Broker tips: Royal Mail, Mitchells & Butlers
Goldman Sachs upgraded Royal Mail to 'buy' on Friday but cut its target price on the group from 360p to 320p due to higher near-term costs.
The New York-based investment bank believes Royal Mail's current share price discounts no improvement in its profitability as, even after its dividend cut, the stock is yielding 7% despite "clear areas of efficiency potential".
GS noted that Royal Mail's capital markets day on Wednesday seemingly signalled a "clear shift of focus" towards the fastest growing part of the business - parcels, where it has begun pursuing disciplined price increases to improve profitability.
Discussing the company's recent switch in focus, GS said: "Royal Mail aims to become a parcels company that also delivers mail, from being a mail company that also delivers parcels."
"With the stock trading on just 9x FY20E P/E, we believe that the risk/reward is significantly skewed to the upside (on our estimates, the stock is trading on just 6x FY22E P/E) and upgrade the stock to 'buy' with a 320p 12-month price target."
The analysts stated that although Royal Mail's profitability had been shrinking in recent years, partly due to weaker-than-expected volume performance in mail, UK top-line "should" return to growth allowing for margin expansion.
GS also highlighted the fact that Royal Mail had increased prices from January 2019, something it believes should "contribute positively" to its top line for the coming quarter.
Shares in pub chain Mitchells & Butlers fizzed higher on Friday as Liberum upgraded the stock to ‘buy’ from ‘hold’ and hiked the price target to 340p from 270p after its half-year results a day earlier.
On Thursday, M&B said like-for-like sales grew 4.1% in the first half, while total revenue rose to £1.19bn from £1.13bn in H1 2018 and pre-tax profit pushed up to £75m from £69m.
The broker said M&B has reached a “tipping point”, with sustained like-for-like outperformance now translating to profit growth.
“Importantly, its approach is multifaceted, driven by a large number of initiatives driving both sales up and costs down across all parts of its estate. Tellingly, LFL sales growth has accelerated across both the invested and uninvested estates which implies to us that it is sustainable and reflective of a more ingrained commercial culture.
“This has driven improved returns and cash generation which in turn is reducing leverage and de-risking the overall investment proposition.”
Liberum said it was lifting its pre-tax profit/earnings per share forecasts by 4.6% in FY19E and 9.2% in FY20E.

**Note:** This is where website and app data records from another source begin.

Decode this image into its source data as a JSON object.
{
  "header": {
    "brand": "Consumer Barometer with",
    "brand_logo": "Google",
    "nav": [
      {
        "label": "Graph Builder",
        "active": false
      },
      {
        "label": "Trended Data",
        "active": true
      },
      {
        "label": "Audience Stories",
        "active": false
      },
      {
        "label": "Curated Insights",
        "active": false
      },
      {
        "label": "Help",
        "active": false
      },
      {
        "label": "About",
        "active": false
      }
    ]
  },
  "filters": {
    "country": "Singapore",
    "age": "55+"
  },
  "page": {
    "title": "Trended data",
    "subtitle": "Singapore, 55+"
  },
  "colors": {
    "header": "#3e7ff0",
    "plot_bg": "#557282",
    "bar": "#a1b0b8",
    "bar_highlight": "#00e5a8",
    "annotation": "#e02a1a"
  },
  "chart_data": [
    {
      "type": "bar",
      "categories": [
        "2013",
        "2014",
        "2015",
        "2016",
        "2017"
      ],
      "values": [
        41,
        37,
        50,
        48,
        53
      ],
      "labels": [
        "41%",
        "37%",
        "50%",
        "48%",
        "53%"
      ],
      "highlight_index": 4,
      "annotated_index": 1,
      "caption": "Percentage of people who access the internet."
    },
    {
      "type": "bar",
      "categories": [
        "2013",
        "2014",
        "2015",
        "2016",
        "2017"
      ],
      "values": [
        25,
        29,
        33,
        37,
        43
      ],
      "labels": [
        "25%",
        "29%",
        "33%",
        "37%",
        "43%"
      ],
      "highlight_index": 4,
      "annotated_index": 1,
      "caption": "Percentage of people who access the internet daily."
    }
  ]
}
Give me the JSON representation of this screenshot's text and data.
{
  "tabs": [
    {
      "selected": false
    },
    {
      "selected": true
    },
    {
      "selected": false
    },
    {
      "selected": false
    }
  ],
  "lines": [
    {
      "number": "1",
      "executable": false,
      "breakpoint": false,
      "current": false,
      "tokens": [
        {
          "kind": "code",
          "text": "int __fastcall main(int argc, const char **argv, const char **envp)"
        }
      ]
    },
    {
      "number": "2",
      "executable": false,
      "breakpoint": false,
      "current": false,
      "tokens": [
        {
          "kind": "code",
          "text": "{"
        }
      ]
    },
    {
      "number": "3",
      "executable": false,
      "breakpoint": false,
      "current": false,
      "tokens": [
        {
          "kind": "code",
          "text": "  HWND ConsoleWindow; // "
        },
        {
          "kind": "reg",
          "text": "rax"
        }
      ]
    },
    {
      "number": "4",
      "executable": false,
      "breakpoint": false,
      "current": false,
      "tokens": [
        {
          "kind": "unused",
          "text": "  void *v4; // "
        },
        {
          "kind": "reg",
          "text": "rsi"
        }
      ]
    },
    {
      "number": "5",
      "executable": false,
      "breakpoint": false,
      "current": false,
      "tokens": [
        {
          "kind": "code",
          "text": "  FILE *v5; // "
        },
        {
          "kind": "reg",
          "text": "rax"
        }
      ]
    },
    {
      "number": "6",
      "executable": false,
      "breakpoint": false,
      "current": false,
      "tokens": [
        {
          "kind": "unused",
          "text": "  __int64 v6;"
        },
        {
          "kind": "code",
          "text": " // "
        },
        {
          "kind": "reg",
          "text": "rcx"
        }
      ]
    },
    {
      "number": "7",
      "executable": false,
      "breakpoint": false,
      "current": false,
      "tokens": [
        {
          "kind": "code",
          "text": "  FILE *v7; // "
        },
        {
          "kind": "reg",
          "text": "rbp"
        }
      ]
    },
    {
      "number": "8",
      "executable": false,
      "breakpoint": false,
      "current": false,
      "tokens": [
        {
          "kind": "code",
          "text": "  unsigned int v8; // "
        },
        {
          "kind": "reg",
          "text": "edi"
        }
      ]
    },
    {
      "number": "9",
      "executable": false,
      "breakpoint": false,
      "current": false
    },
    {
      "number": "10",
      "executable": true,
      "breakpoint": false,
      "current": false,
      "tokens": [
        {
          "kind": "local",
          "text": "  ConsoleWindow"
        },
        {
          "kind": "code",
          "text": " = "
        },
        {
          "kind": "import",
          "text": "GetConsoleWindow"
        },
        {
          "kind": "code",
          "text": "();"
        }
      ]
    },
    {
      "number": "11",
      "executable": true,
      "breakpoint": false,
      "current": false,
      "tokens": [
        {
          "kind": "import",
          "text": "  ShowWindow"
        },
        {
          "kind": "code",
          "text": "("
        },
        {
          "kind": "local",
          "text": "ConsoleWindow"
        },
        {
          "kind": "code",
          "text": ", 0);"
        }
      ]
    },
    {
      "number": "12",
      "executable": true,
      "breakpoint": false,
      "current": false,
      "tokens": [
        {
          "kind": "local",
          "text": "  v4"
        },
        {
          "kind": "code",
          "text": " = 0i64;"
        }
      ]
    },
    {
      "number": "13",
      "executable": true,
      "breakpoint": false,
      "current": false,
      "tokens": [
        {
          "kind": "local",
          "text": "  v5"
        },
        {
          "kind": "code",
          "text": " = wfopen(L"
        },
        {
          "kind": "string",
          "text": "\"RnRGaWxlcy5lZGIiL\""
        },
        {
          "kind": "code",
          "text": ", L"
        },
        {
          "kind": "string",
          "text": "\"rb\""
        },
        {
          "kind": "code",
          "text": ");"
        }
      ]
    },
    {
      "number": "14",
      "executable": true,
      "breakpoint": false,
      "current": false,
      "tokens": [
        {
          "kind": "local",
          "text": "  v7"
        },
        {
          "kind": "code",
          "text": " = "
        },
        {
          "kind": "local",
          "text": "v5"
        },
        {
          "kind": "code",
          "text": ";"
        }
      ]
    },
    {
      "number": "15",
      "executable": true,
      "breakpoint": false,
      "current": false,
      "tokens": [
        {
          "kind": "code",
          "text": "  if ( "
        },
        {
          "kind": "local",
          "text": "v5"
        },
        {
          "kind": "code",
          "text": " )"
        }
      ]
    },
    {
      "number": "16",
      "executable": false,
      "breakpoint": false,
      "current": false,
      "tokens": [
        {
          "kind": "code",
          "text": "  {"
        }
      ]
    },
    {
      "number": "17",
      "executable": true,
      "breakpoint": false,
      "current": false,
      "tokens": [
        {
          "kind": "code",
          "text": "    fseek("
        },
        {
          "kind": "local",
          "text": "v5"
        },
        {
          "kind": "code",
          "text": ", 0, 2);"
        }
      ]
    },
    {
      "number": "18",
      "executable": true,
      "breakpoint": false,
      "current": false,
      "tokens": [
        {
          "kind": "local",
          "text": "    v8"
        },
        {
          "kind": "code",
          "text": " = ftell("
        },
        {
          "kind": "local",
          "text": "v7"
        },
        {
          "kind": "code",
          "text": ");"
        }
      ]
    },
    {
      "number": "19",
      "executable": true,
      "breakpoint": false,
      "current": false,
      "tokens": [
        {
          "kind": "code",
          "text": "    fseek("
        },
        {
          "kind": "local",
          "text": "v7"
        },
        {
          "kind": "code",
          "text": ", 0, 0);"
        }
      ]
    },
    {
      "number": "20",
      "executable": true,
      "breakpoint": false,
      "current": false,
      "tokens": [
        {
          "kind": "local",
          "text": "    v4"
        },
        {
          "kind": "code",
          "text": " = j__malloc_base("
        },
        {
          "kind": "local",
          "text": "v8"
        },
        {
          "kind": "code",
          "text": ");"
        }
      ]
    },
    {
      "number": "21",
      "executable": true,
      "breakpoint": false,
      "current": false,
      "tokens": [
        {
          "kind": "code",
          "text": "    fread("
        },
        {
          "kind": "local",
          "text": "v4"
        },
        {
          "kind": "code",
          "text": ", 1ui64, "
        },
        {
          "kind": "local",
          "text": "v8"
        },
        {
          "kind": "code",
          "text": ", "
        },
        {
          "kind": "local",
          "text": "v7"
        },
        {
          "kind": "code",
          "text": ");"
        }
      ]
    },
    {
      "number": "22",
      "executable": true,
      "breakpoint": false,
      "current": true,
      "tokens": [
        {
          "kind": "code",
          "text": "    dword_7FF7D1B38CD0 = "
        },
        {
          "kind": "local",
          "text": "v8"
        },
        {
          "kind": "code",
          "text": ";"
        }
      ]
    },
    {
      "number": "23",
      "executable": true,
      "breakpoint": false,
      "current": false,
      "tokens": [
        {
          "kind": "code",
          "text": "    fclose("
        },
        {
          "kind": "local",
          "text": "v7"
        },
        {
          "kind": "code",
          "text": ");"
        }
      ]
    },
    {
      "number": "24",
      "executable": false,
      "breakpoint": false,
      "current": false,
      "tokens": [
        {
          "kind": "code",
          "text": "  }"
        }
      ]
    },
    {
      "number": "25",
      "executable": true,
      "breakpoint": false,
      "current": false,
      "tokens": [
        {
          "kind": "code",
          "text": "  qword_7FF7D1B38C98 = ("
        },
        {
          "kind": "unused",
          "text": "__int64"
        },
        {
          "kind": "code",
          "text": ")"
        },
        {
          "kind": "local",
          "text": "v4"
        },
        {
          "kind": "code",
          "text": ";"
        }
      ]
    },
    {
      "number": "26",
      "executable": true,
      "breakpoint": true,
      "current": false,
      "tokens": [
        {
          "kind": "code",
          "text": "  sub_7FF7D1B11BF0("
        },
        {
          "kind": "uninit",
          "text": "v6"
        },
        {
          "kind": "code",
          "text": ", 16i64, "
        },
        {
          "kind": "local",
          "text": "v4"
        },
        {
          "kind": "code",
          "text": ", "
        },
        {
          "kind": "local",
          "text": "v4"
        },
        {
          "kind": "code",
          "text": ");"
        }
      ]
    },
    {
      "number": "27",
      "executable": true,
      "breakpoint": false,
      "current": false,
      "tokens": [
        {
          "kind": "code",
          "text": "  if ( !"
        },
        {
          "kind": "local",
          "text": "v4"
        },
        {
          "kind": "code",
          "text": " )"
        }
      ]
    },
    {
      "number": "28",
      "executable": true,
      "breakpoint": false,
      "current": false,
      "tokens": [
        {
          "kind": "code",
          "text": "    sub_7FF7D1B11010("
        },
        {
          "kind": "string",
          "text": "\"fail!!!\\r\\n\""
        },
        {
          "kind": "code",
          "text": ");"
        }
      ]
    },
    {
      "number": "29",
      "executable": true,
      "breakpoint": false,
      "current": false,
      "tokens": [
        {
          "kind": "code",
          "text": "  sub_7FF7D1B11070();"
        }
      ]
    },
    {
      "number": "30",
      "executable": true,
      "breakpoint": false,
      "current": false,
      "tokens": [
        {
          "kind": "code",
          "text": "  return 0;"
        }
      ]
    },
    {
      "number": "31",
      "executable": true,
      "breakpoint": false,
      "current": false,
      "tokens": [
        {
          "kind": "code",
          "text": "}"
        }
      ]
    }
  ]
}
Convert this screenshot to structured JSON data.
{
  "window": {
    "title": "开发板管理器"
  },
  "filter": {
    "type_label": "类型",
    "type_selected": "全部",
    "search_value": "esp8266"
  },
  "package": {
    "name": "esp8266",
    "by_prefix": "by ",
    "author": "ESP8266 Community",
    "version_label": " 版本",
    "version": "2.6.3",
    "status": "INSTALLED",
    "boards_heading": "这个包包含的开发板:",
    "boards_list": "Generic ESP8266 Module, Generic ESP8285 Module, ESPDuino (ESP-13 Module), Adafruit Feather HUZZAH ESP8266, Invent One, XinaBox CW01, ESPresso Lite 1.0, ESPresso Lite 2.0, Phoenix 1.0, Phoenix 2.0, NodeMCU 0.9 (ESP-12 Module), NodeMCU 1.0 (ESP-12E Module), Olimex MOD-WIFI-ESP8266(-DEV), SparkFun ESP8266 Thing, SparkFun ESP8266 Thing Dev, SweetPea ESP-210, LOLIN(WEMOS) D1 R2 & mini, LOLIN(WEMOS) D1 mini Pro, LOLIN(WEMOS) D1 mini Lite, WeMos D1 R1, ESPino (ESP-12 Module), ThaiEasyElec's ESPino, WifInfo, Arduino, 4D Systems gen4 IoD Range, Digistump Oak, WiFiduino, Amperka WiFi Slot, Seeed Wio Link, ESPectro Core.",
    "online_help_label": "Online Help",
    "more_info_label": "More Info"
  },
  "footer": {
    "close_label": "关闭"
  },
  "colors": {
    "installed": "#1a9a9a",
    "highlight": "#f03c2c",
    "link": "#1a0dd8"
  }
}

The broker added that the shares are inexpensive, trading on CY19E EV/EBITDA of 6.6x and price-to-earnings of 7.2x.
“While we still do not expect reinstatement of a dividend soon, we do expect £80-£100m annual debt to equity value transfer to help drive the share price.”